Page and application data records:
+++

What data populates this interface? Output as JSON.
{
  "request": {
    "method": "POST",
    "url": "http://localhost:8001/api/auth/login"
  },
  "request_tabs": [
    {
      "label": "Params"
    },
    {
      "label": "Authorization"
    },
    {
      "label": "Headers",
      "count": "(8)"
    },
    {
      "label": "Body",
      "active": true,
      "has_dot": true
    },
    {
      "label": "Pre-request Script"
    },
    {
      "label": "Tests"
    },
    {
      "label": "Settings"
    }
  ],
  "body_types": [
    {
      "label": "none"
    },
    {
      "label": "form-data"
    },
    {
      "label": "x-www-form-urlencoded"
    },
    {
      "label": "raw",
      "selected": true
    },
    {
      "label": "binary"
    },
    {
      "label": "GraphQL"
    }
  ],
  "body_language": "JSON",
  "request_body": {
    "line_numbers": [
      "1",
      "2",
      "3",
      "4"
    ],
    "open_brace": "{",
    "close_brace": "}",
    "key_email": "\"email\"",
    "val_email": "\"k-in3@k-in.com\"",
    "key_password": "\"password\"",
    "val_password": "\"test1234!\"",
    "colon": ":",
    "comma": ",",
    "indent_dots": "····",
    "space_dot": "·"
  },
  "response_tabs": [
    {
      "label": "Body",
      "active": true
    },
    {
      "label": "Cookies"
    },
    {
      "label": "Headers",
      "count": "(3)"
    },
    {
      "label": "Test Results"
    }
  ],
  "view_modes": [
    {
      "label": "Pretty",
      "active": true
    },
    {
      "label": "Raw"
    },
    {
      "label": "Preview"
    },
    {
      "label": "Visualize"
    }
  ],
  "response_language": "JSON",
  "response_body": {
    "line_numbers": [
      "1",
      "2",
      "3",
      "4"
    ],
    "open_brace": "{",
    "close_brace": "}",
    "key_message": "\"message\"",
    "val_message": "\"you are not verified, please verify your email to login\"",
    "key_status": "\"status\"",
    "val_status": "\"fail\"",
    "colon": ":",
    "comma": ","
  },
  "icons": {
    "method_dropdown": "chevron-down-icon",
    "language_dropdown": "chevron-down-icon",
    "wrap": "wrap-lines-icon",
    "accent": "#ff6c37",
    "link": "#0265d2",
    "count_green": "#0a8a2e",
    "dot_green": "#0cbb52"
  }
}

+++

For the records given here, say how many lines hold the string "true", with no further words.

5